> _Data to examine_:
^^^^^^^^^^^^^^^^

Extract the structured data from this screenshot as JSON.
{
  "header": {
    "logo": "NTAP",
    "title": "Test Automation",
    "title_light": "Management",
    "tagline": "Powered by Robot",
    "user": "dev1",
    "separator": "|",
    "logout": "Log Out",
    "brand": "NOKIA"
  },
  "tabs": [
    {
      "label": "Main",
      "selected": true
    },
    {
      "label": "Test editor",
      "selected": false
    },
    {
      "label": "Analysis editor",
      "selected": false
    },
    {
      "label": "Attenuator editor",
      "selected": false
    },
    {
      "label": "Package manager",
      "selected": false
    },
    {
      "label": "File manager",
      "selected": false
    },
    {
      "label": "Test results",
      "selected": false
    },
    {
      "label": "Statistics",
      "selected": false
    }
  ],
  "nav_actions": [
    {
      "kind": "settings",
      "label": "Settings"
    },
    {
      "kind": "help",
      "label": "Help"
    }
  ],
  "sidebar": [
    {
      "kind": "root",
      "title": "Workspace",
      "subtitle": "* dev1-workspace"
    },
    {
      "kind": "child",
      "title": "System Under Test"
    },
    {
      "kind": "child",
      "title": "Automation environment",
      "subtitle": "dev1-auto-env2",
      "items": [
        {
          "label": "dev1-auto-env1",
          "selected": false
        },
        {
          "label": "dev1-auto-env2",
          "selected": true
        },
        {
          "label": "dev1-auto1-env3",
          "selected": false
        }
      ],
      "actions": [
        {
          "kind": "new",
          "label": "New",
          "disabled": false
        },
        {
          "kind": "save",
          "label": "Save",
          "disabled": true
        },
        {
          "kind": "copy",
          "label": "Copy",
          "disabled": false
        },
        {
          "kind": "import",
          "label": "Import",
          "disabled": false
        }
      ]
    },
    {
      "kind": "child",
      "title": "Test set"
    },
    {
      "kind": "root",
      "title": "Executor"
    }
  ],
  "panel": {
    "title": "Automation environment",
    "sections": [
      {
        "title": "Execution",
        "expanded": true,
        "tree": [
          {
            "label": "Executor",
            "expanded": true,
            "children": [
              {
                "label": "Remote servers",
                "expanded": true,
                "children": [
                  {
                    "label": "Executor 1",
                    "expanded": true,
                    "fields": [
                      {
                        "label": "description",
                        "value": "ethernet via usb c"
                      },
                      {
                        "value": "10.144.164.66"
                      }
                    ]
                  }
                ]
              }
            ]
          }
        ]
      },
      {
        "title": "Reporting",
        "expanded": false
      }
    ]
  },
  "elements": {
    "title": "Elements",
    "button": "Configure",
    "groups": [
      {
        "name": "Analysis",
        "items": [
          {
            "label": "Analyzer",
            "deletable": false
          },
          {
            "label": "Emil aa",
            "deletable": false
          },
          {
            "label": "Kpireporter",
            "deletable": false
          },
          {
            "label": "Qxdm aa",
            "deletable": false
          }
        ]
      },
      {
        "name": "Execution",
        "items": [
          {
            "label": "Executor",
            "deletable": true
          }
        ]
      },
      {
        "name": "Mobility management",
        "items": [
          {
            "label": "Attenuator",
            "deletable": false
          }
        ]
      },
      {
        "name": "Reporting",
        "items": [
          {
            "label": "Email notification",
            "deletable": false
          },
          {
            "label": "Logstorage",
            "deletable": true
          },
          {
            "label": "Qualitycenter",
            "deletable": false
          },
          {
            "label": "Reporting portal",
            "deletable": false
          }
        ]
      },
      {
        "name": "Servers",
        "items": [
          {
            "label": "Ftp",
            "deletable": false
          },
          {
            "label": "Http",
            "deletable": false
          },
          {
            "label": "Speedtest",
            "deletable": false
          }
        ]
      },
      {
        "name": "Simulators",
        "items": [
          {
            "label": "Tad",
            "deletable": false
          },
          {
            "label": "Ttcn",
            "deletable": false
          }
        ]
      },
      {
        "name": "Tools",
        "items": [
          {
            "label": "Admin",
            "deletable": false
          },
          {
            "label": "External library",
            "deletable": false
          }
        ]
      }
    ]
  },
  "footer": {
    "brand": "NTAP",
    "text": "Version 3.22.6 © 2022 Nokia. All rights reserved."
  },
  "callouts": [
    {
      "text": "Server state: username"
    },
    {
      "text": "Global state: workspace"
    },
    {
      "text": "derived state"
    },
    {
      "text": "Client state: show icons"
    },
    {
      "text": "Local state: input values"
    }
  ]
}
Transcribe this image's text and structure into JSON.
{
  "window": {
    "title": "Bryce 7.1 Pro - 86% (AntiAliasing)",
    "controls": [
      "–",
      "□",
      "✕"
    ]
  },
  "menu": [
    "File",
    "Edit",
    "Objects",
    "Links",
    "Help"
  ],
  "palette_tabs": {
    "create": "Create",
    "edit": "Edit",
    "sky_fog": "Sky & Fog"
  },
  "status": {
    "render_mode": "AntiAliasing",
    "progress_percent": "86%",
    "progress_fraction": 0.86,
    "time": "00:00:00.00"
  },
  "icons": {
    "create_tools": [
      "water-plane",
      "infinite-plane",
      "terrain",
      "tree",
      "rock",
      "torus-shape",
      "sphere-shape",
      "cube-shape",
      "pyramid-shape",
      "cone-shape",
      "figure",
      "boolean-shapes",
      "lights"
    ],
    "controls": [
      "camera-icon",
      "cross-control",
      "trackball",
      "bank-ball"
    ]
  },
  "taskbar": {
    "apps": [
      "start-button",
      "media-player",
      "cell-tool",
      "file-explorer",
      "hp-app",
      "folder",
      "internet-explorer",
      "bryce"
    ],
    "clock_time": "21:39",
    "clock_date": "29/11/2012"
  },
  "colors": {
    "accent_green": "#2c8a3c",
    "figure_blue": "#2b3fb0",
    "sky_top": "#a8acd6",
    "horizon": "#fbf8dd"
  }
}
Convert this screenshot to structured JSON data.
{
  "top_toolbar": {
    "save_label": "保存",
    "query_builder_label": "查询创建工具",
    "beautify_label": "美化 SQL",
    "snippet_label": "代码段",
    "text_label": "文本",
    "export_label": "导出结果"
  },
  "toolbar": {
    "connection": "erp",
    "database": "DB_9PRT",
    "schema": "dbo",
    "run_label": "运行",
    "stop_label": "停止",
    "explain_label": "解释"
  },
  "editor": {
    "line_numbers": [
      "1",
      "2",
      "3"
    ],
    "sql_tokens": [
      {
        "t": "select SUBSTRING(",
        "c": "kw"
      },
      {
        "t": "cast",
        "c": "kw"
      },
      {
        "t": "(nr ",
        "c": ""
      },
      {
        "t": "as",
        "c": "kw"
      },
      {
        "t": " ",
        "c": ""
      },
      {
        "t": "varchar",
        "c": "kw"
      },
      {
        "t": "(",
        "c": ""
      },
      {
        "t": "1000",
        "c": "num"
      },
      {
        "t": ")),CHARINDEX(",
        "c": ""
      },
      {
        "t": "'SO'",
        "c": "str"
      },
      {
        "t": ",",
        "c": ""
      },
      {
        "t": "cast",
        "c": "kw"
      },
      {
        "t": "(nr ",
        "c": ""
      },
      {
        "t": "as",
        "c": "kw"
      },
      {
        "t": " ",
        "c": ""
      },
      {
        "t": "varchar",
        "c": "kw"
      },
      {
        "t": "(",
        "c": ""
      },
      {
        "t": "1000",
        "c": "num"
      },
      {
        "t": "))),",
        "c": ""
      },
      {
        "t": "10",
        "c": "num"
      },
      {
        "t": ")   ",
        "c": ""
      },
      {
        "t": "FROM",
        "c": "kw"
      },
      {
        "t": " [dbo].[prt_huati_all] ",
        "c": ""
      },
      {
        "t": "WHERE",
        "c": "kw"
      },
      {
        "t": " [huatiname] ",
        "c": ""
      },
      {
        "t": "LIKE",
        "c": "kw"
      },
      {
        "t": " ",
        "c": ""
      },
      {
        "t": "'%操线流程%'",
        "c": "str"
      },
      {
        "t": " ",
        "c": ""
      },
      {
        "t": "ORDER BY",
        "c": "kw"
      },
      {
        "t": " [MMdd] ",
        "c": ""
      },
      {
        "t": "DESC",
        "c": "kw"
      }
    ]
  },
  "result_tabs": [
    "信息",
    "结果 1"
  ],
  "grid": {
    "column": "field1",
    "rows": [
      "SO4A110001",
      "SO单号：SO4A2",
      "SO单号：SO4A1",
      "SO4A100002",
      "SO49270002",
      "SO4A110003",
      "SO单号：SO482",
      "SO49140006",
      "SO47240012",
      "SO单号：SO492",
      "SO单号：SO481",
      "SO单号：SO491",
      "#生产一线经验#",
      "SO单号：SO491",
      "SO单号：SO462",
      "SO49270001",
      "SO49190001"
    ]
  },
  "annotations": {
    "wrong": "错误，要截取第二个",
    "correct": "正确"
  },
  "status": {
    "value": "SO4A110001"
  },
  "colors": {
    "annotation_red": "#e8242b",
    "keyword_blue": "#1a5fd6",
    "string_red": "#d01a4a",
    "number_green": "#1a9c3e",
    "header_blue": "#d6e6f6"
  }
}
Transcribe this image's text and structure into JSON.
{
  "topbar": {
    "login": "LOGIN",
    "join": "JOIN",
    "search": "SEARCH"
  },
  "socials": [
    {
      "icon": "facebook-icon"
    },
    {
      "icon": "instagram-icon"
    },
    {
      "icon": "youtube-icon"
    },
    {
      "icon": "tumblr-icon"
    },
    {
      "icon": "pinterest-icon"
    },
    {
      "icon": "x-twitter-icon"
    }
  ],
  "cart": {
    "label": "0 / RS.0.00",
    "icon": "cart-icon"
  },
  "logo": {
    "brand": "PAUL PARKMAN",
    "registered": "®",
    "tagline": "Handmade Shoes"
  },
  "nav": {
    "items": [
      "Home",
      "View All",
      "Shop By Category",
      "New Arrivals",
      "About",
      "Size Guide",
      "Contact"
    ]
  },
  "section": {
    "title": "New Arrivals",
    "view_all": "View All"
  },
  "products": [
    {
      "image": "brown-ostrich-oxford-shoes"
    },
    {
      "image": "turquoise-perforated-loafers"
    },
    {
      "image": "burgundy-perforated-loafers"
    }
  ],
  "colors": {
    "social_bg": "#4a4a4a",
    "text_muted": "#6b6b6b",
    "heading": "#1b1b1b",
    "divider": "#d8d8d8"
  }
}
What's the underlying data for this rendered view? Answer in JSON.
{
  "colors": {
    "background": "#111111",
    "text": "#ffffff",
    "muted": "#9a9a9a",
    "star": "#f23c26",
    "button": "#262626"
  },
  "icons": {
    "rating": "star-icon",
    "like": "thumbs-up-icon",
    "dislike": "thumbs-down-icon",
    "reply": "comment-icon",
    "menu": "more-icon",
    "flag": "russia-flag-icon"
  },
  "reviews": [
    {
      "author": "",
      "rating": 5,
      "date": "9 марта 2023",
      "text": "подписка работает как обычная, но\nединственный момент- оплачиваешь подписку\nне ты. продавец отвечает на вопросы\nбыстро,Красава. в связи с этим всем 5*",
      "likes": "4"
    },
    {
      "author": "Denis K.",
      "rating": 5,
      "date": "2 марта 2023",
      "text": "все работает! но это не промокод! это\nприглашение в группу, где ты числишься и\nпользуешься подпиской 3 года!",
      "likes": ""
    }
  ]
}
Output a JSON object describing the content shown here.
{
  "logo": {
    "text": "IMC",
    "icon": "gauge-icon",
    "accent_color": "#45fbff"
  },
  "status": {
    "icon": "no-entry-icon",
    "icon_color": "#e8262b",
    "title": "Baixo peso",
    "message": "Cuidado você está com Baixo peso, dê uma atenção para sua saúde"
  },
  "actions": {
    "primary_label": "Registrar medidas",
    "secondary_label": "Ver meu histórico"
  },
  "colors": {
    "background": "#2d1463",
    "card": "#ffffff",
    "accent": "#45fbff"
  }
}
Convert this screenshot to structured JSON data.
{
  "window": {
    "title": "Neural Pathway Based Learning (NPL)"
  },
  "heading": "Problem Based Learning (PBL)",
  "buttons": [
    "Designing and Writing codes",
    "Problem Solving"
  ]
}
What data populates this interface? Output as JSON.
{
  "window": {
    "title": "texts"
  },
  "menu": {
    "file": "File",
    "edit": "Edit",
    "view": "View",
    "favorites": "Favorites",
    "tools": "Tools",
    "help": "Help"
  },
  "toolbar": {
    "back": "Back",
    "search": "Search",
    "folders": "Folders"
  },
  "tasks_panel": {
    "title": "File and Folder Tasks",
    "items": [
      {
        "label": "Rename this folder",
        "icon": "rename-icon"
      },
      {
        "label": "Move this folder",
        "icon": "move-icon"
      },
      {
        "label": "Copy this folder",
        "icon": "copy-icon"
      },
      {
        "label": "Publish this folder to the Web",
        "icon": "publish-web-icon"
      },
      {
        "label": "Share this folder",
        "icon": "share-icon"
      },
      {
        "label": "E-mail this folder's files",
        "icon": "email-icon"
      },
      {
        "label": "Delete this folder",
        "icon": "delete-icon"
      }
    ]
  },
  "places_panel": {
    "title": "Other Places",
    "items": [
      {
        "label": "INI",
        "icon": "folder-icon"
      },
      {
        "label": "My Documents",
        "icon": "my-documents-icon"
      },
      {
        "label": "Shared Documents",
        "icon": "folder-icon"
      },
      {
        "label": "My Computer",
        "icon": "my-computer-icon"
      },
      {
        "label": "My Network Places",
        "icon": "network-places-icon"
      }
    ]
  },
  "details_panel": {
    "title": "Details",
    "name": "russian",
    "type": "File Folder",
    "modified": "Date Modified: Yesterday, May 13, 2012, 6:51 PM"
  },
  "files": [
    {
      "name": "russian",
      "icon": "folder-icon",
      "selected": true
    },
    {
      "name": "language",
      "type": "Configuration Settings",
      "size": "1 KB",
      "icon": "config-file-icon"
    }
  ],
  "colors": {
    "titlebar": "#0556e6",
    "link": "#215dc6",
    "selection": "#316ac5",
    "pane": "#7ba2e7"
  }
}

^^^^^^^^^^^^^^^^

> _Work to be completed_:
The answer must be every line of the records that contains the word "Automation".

> _Task response_:
    "title": "Test Automation",
      "title": "Automation environment",
    "title": "Automation environment",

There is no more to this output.